### Exercise instructions
Retype the records that follow, every line exactly as written.

(Exercise input)

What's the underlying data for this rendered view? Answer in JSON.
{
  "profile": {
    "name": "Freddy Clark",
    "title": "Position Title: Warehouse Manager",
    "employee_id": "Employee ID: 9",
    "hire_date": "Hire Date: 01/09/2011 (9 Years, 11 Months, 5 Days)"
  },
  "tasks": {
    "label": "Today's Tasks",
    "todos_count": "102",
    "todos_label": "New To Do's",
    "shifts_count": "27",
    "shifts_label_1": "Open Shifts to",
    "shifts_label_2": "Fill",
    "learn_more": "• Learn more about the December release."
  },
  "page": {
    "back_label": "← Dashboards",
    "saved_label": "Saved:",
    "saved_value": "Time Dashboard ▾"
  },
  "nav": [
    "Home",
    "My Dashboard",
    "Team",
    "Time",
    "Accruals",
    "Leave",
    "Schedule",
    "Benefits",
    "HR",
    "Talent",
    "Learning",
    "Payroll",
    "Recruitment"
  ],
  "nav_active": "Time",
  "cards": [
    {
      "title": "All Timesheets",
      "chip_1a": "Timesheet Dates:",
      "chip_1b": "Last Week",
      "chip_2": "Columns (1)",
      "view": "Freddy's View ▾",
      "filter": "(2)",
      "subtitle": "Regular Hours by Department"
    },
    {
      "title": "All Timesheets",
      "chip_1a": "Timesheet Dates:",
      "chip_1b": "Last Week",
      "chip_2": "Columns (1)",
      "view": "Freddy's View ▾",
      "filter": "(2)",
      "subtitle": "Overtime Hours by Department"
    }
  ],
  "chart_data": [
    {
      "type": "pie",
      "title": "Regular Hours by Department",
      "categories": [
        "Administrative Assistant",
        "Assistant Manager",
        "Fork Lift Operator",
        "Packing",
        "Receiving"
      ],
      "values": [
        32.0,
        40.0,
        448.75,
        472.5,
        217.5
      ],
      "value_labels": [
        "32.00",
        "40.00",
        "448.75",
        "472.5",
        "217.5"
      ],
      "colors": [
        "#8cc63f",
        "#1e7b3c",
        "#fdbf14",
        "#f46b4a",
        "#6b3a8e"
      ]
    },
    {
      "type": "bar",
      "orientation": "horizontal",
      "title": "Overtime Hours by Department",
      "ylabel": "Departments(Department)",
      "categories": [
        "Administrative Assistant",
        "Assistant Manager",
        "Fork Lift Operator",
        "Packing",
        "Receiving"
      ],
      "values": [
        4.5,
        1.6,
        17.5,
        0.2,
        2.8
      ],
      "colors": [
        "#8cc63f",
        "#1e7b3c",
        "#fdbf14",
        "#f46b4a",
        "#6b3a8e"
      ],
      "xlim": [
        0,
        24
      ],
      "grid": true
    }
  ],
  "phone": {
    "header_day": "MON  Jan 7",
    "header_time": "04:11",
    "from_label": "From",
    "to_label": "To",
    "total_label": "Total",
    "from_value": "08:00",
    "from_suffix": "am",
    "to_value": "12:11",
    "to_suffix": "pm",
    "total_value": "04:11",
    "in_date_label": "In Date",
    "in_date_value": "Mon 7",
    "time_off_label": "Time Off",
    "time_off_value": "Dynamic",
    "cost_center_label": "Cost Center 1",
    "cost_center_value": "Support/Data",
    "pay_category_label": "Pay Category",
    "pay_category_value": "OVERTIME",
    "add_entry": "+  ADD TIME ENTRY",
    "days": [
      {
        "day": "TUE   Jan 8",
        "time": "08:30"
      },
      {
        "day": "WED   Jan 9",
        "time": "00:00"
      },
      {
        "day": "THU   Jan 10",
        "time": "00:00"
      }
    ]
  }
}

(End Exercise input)

### Answer
What's the underlying data for this rendered view? Answer in JSON.
{
  "profile": {
    "name": "Freddy Clark",
    "title": "Position Title: Warehouse Manager",
    "employee_id": "Employee ID: 9",
    "hire_date": "Hire Date: 01/09/2011 (9 Years, 11 Months, 5 Days)"
  },
  "tasks": {
    "label": "Today's Tasks",
    "todos_count": "102",
    "todos_label": "New To Do's",
    "shifts_count": "27",
    "shifts_label_1": "Open Shifts to",
    "shifts_label_2": "Fill",
    "learn_more": "• Learn more about the December release."
  },
  "page": {
    "back_label": "← Dashboards",
    "saved_label": "Saved:",
    "saved_value": "Time Dashboard ▾"
  },
  "nav": [
    "Home",
    "My Dashboard",
    "Team",
    "Time",
    "Accruals",
    "Leave",
    "Schedule",
    "Benefits",
    "HR",
    "Talent",
    "Learning",
    "Payroll",
    "Recruitment"
  ],
  "nav_active": "Time",
  "cards": [
    {
      "title": "All Timesheets",
      "chip_1a": "Timesheet Dates:",
      "chip_1b": "Last Week",
      "chip_2": "Columns (1)",
      "view": "Freddy's View ▾",
      "filter": "(2)",
      "subtitle": "Regular Hours by Department"
    },
    {
      "title": "All Timesheets",
      "chip_1a": "Timesheet Dates:",
      "chip_1b": "Last Week",
      "chip_2": "Columns (1)",
      "view": "Freddy's View ▾",
      "filter": "(2)",
      "subtitle": "Overtime Hours by Department"
    }
  ],
  "chart_data": [
    {
      "type": "pie",
      "title": "Regular Hours by Department",
      "categories": [
        "Administrative Assistant",
        "Assistant Manager",
        "Fork Lift Operator",
        "Packing",
        "Receiving"
      ],
      "values": [
        32.0,
        40.0,
        448.75,
        472.5,
        217.5
      ],
      "value_labels": [
        "32.00",
        "40.00",
        "448.75",
        "472.5",
        "217.5"
      ],
      "colors": [
        "#8cc63f",
        "#1e7b3c",
        "#fdbf14",
        "#f46b4a",
        "#6b3a8e"
      ]
    },
    {
      "type": "bar",
      "orientation": "horizontal",
      "title": "Overtime Hours by Department",
      "ylabel": "Departments(Department)",
      "categories": [
        "Administrative Assistant",
        "Assistant Manager",
        "Fork Lift Operator",
        "Packing",
        "Receiving"
      ],
      "values": [
        4.5,
        1.6,
        17.5,
        0.2,
        2.8
      ],
      "colors": [
        "#8cc63f",
        "#1e7b3c",
        "#fdbf14",
        "#f46b4a",
        "#6b3a8e"
      ],
      "xlim": [
        0,
        24
      ],
      "grid": true
    }
  ],
  "phone": {
    "header_day": "MON  Jan 7",
    "header_time": "04:11",
    "from_label": "From",
    "to_label": "To",
    "total_label": "Total",
    "from_value": "08:00",
    "from_suffix": "am",
    "to_value": "12:11",
    "to_suffix": "pm",
    "total_value": "04:11",
    "in_date_label": "In Date",
    "in_date_value": "Mon 7",
    "time_off_label": "Time Off",
    "time_off_value": "Dynamic",
    "cost_center_label": "Cost Center 1",
    "cost_center_value": "Support/Data",
    "pay_category_label": "Pay Category",
    "pay_category_value": "OVERTIME",
    "add_entry": "+  ADD TIME ENTRY",
    "days": [
      {
        "day": "TUE   Jan 8",
        "time": "08:30"
      },
      {
        "day": "WED   Jan 9",
        "time": "00:00"
      },
      {
        "day": "THU   Jan 10",
        "time": "00:00"
      }
    ]
  }
}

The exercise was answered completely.